→ Data section
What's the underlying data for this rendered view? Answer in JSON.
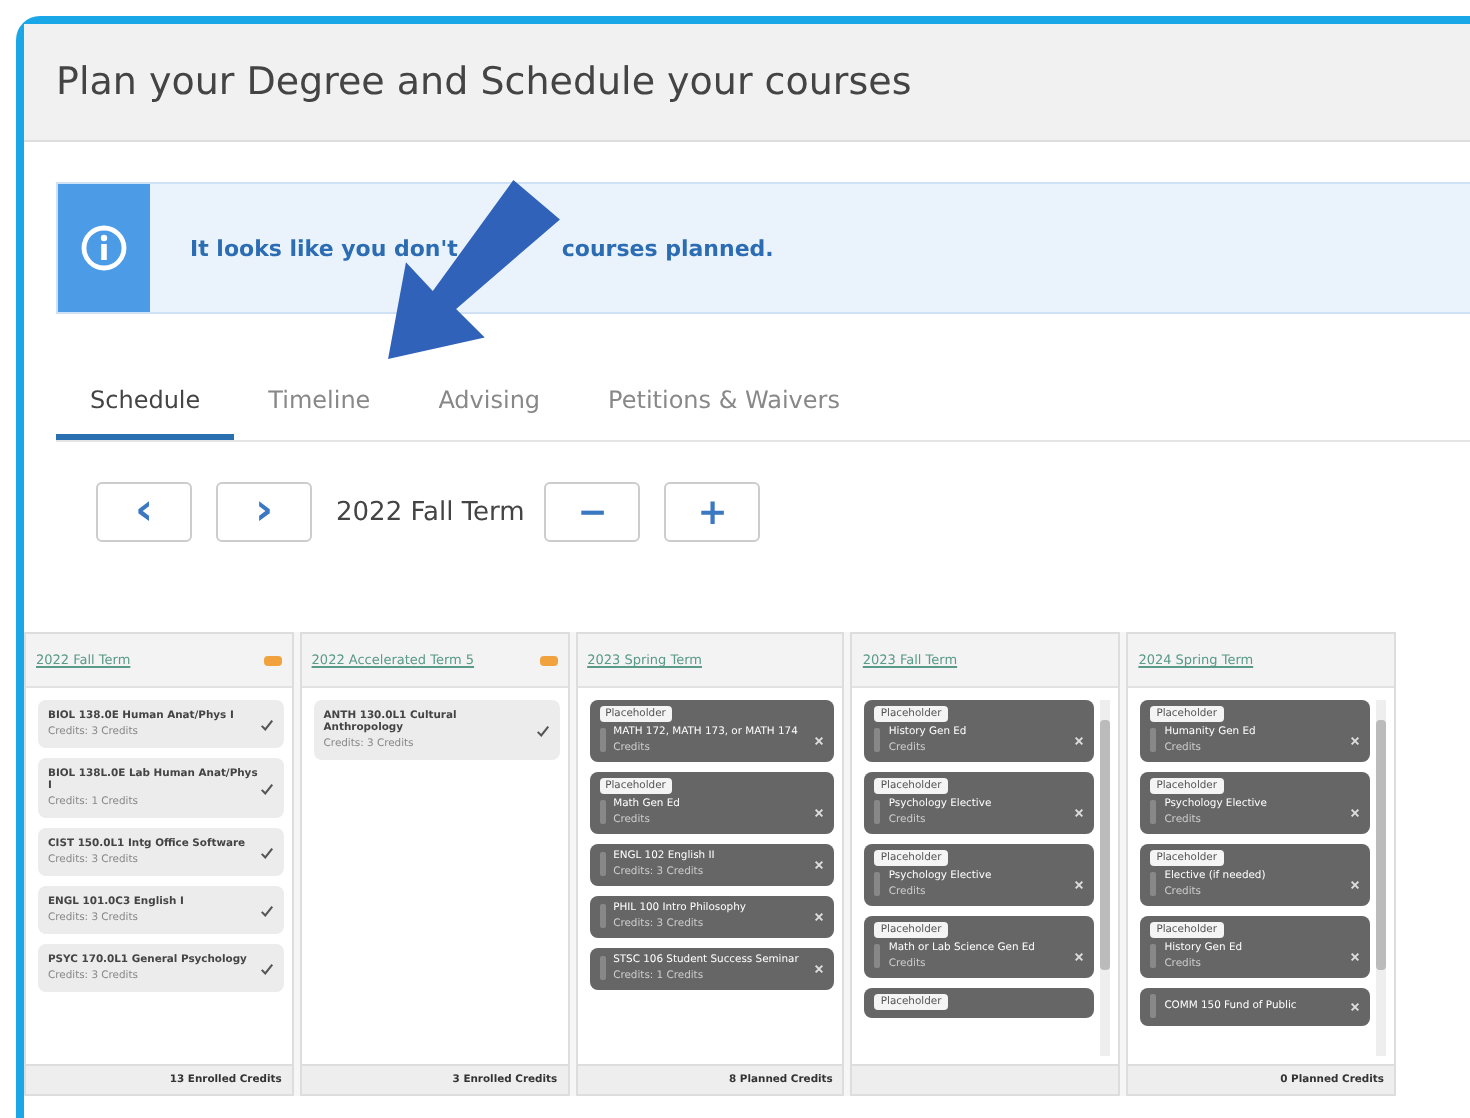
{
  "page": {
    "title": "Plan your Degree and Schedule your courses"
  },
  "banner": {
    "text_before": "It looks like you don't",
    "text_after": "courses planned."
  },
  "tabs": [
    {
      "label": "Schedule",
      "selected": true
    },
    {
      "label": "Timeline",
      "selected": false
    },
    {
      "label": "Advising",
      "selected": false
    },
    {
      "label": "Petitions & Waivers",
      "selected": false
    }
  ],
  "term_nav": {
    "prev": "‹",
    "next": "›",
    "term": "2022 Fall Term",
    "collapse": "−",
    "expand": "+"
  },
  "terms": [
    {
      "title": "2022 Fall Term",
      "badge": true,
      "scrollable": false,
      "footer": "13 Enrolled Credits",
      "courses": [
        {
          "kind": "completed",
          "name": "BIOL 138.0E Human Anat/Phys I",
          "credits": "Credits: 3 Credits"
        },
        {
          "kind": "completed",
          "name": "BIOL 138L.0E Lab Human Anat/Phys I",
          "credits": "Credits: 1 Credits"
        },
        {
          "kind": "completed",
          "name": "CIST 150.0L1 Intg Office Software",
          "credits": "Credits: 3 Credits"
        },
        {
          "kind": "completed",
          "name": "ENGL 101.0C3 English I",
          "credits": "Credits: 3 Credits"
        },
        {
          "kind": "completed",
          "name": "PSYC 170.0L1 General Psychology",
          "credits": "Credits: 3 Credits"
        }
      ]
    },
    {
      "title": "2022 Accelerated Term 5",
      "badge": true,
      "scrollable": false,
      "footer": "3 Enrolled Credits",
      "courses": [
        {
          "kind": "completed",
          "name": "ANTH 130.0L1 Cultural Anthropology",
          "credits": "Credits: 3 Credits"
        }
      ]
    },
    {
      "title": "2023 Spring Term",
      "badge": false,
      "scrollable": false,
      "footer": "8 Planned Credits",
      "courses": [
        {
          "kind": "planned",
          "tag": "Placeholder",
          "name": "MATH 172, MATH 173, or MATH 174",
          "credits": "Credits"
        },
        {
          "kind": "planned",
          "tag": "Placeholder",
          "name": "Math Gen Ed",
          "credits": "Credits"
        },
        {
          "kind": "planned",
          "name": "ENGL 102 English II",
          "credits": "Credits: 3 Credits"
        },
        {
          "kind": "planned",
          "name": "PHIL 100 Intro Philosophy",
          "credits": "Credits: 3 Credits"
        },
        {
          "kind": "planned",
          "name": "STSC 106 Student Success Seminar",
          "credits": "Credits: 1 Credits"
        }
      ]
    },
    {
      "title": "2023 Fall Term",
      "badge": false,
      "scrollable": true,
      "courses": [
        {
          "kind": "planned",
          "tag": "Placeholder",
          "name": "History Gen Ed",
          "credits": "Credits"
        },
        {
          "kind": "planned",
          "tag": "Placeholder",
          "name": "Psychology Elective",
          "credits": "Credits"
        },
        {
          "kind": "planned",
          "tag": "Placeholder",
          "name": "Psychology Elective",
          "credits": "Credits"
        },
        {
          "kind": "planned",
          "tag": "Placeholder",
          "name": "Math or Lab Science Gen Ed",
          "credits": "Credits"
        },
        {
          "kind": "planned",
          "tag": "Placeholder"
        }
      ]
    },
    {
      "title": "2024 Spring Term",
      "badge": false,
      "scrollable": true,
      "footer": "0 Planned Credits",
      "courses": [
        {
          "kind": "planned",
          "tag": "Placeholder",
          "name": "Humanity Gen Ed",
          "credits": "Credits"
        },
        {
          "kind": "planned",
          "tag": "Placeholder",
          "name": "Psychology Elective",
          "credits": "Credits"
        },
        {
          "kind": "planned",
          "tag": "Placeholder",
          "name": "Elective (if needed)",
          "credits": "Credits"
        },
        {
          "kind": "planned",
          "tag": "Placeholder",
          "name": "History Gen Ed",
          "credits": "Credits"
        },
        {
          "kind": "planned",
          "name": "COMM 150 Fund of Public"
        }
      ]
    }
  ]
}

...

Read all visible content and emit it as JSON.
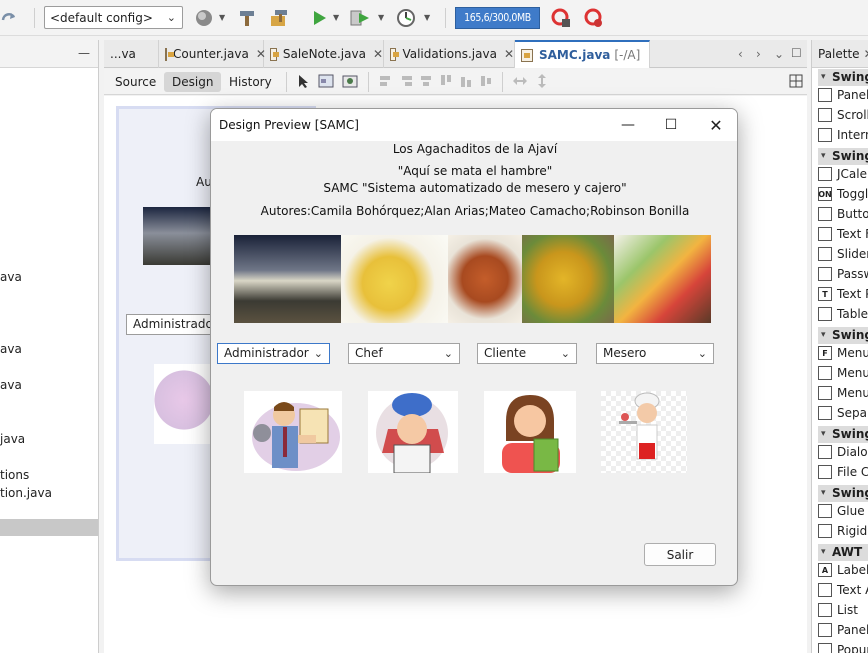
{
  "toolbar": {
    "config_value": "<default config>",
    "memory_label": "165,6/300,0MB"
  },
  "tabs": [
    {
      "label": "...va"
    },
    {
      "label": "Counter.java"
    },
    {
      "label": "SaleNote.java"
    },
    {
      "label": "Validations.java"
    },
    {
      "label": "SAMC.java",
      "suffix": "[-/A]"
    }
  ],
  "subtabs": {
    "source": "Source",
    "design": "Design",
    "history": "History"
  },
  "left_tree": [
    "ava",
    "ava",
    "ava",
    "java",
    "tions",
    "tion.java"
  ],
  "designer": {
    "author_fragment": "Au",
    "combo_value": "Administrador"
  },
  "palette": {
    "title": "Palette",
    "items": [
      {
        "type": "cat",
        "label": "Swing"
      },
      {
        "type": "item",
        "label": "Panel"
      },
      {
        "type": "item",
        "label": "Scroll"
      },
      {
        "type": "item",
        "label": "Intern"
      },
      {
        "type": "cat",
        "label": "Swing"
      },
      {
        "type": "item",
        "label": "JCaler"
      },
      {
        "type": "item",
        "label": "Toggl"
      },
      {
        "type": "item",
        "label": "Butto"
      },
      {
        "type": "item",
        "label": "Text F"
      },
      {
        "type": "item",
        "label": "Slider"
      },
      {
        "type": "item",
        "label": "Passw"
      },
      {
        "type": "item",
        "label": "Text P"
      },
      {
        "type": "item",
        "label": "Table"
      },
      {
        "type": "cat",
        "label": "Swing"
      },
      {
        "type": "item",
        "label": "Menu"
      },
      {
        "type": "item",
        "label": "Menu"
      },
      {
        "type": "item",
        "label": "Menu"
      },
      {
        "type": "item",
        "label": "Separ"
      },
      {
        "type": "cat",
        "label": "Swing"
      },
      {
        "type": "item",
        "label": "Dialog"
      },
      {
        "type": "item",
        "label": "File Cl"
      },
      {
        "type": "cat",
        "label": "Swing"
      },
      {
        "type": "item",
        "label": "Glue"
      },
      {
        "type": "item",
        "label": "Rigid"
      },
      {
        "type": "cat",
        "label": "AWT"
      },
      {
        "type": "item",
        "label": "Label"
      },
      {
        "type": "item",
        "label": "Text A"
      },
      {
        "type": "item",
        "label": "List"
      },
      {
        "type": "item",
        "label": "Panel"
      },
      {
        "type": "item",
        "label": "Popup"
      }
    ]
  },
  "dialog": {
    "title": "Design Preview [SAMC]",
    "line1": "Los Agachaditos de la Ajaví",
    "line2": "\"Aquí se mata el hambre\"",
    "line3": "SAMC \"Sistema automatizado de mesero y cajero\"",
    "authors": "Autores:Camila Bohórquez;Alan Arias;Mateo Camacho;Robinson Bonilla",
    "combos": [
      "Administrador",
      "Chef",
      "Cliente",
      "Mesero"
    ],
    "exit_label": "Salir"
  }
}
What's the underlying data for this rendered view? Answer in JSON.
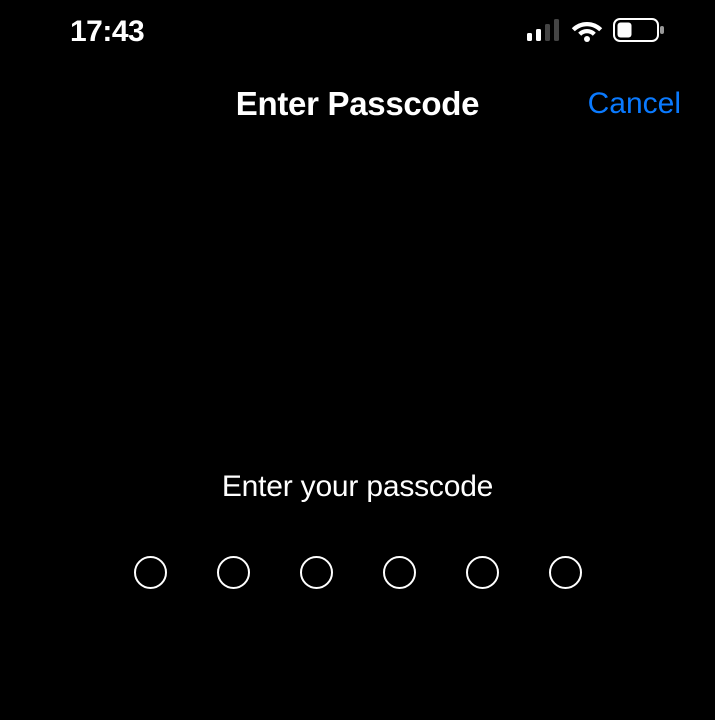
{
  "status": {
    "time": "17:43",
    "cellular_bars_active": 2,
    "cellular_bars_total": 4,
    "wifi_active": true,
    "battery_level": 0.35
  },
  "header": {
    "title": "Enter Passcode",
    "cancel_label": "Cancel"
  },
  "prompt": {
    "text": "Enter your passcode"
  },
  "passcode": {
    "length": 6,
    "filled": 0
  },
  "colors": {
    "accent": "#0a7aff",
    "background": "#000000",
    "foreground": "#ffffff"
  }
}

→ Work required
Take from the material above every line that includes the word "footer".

→ Result of the exercise
      "footer": "13 Enrolled Credits",
      "footer": "3 Enrolled Credits",
      "footer": "8 Planned Credits",
      "footer": "0 Planned Credits",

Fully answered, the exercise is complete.